TASK: The response must contain every line below in which "from" appears.

--- RECORDS ---

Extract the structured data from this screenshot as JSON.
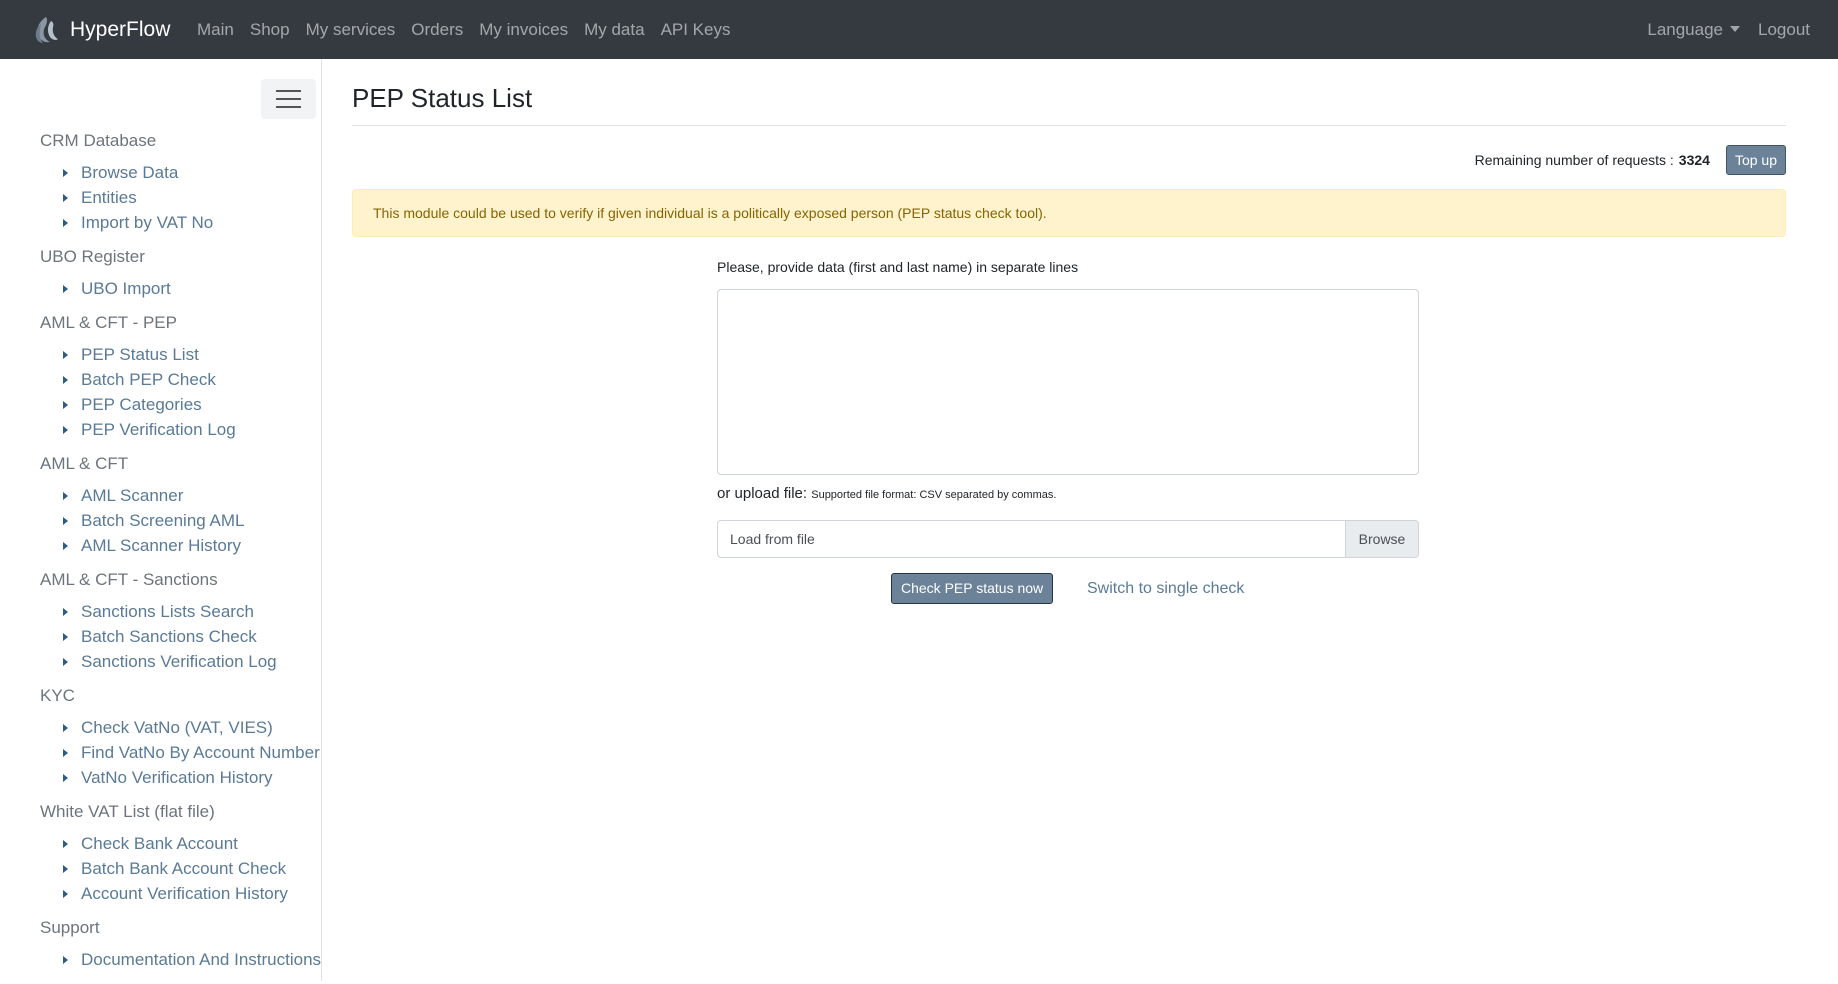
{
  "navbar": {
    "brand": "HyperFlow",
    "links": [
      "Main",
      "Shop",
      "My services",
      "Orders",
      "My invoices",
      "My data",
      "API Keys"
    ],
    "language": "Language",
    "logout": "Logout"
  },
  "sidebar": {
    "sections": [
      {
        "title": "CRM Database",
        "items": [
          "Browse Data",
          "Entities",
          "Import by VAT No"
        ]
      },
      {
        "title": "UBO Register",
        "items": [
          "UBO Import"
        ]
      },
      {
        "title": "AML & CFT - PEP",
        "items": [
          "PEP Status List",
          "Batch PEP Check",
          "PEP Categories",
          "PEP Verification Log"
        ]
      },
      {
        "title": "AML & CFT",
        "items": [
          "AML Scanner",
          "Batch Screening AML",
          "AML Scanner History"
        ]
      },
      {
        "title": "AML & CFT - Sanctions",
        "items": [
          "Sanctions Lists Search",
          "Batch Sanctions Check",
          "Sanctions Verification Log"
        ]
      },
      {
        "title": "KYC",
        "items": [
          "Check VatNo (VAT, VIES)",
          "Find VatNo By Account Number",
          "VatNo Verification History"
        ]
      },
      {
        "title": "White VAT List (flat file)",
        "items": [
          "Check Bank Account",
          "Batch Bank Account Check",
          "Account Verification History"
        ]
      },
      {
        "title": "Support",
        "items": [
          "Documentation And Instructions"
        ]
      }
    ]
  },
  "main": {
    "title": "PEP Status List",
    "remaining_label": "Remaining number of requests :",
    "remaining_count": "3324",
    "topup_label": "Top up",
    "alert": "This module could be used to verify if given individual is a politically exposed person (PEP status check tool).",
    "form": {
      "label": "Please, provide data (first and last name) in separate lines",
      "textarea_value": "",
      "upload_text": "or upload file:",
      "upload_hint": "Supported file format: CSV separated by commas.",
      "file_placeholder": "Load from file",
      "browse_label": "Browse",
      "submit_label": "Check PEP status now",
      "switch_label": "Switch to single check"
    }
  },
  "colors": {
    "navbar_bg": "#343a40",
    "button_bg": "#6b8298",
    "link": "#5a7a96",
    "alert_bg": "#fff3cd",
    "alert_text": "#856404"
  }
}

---

ANSWER SPACE:
Extract the structured data from this screenshot as JSON.
      "file_placeholder": "Load from file",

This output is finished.